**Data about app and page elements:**
****************************************

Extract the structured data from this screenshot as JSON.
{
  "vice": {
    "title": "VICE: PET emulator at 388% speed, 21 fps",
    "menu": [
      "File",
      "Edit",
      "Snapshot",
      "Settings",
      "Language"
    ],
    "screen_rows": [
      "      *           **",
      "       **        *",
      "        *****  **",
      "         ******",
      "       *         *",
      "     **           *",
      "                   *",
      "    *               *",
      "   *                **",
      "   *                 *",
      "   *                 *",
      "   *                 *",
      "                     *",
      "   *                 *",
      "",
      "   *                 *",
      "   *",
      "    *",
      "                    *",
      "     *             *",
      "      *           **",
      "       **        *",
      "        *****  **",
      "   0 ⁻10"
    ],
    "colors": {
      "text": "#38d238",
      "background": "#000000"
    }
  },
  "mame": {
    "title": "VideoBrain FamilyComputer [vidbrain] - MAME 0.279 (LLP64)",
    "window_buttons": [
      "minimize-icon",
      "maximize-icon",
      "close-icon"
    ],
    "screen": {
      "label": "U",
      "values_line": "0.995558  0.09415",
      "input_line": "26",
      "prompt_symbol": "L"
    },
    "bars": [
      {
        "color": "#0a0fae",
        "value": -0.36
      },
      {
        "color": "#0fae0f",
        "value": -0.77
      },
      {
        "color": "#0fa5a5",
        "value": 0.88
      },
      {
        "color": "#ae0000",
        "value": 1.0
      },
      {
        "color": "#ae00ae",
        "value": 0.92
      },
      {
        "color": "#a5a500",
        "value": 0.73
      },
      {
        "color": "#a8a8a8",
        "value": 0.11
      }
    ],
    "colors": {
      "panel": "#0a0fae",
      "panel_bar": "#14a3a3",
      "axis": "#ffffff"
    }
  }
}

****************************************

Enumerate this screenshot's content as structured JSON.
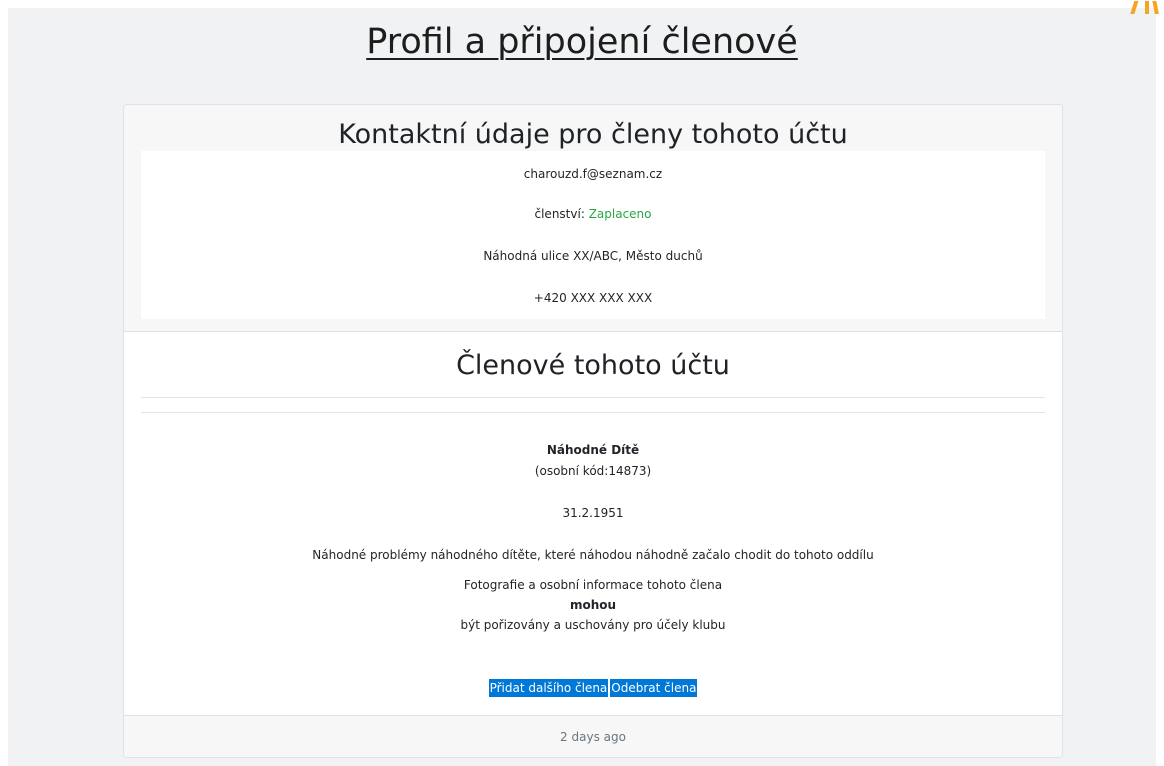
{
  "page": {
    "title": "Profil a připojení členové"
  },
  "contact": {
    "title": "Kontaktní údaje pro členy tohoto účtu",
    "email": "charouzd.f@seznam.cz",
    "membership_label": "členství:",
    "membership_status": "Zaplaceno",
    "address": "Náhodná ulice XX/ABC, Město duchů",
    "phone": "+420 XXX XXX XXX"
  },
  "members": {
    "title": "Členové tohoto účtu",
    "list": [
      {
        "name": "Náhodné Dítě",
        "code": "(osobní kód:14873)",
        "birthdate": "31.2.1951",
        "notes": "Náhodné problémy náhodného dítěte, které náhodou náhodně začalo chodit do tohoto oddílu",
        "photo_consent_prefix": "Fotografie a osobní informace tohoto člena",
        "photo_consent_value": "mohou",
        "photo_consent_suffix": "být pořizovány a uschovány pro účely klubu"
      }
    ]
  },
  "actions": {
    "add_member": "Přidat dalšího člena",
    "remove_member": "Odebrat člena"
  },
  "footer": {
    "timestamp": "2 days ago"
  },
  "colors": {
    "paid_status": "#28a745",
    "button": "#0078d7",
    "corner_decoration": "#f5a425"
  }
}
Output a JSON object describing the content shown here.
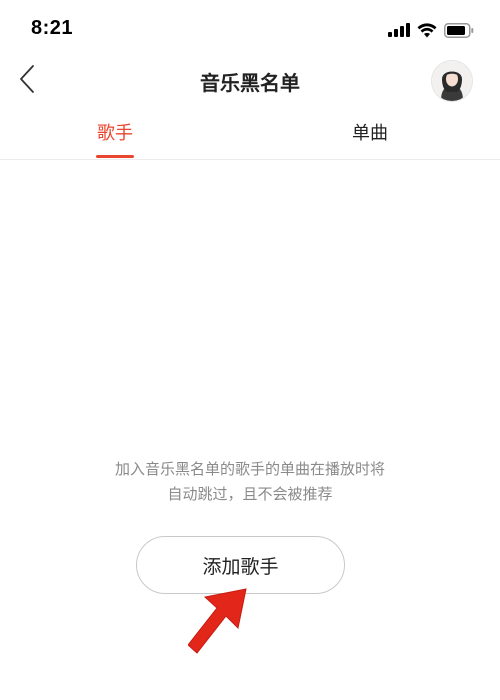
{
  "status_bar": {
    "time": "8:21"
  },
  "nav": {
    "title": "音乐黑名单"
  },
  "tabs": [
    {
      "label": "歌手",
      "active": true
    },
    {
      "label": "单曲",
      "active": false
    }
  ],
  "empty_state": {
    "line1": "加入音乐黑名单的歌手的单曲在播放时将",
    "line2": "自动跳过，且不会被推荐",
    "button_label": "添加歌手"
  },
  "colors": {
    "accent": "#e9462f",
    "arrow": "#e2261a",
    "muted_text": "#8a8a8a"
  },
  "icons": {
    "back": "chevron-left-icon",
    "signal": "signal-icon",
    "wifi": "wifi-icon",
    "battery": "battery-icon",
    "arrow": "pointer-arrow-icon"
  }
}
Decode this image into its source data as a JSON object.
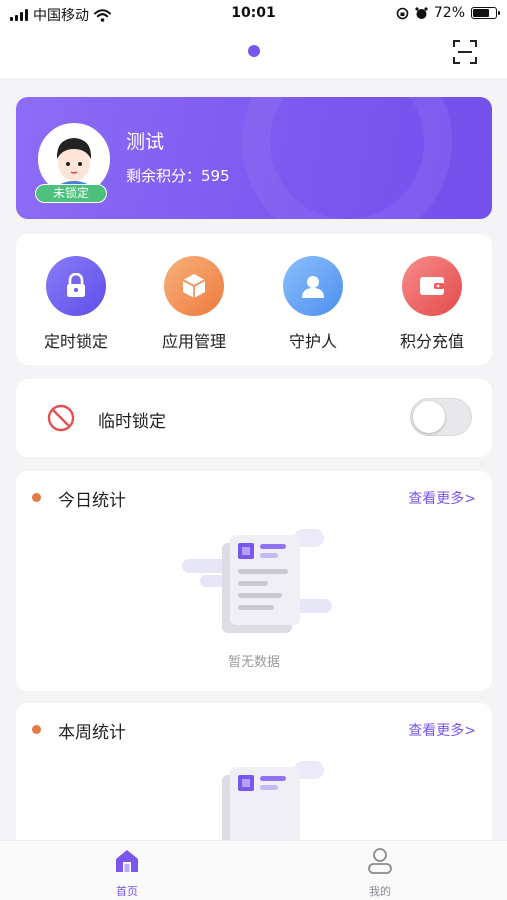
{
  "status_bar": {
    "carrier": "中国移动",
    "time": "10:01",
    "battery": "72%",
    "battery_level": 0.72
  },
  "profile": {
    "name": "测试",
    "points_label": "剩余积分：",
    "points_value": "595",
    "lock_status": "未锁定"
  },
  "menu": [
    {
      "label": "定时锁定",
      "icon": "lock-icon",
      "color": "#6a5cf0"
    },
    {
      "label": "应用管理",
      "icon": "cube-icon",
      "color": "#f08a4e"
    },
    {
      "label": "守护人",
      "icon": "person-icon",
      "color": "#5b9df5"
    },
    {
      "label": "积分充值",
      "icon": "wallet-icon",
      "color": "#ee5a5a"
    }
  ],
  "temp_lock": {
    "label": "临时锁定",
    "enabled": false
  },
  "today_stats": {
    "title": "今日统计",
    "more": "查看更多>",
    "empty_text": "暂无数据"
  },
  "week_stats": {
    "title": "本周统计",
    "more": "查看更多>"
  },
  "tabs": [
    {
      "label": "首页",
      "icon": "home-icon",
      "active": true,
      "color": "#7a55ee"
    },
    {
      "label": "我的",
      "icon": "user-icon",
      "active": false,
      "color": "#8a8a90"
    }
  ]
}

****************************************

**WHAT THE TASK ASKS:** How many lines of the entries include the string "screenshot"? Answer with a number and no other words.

**RESPONSE FOR THIS EXERCISE:** 2